When the New York Public Library first announced plans for an estimated $300 million overhaul of its flagship branch, the grand Beaux Arts-style building on Fifth Avenue, protests ensued from scholars, writers, and ordinary users who regard the institution as a sacred resource for research and learning. In December, Foster + Partners revealed the designs for this controversial renovation, which would re-locate millions of books and open up to the public a section of the library previously occupied by stacks. The plan calls for a merger of the Mid-Manhattan Library and the Innovative Science, Industry, and Business Library (on Madison at 34th Street) into the renovated flagship building on 42nd Street. As part of the process, NYPL will transfer approximately 3 million books to a humidity-controlled chamber beneath Bryant Park, then send the remaining 1.2 million books to an off-site location in New Jersey.

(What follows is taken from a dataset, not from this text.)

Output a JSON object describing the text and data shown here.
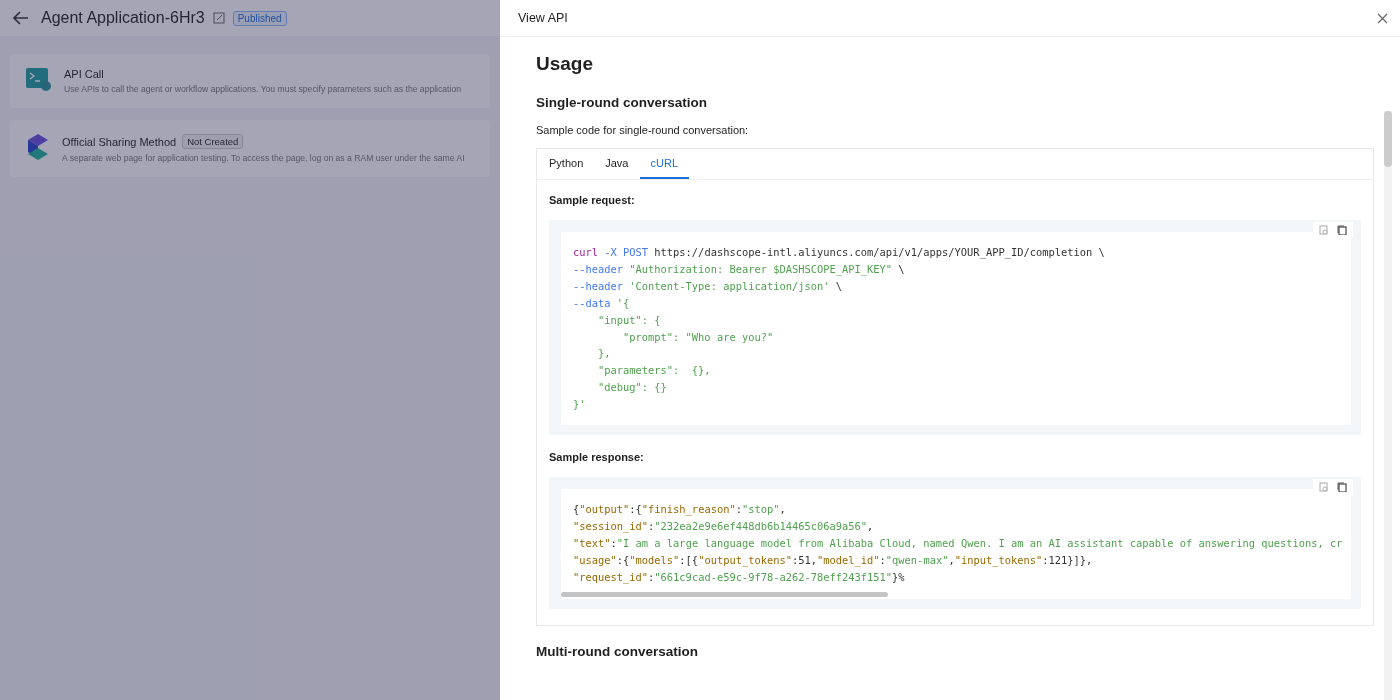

The New York Public Library sees the renovation as an effort to alleviate high operating costs, which a spokesperson says could loosen up “$15 million dollars more to spend annually.” But critics are skeptical. In a letter addressed to NYPL President Anthony W. Marx, a group of 750 signers voiced concern about the renovation—pointing out that budget cutbacks and staff layoffs in the last few years already have impaired the services of and access to research materials in libraries across New York City:
“NYPL will lose its standing as a premier research institution (second only to the Library of Congress in the United States)—a destination for international as well as American scholars—and become a busy social center where focused research is no longer the primary goal,” the opponents warned. “Books will be harder to get when they’re needed either because of delays in locating them in the storage facility or because they have been checked out to borrowers.”
In spite of the objections, NYPL stands behind its plan to transform what the institution describes as the “underutilized” library Carrere and Hastings created into “The People’s Palace.”
The designs unveiled by Foster + Partners will remove seven floors of stacks under the grand Rose Main Reading Room to make way for a workspace with an expansive atrium, vaulted ceiling, balconies, bookshelves, and new areas devoted to classrooms and computer labs. Without the stacks, the floor-to-ceiling windows will let in light to the space and provide views of Bryant Park. As of now, interior finishes will include a combination of bronze, wood, and stone.
Even with strong opposition to the renovation, the New York Public Library is forging ahead with it plans and making progress. In January, The Landmarks Preservation Commission approved the library’s application for changes to its Beaux-Arts exterior, mostly on the side facing Bryant Park, in a six-to-two vote.
New York Public Library and Foster + Partners are choosing their words carefully as they try to alleviate concerns about the changes and reassure critics that the renovation will honor and maintain the mission of the library and respect the historic structure of the flagship branch.
“Our design does not seek to alter the character of the building, which will remain unmistakably a library in its feel, in its details, materials, and lighting. It will remain a wonderful place to study,” principal Norman Foster said in a statement. “The parts that are currently inaccessible will be opened up, inviting the whole of the community—it is a strategy that reflects the principles of a free institution upon which the library was first founded.”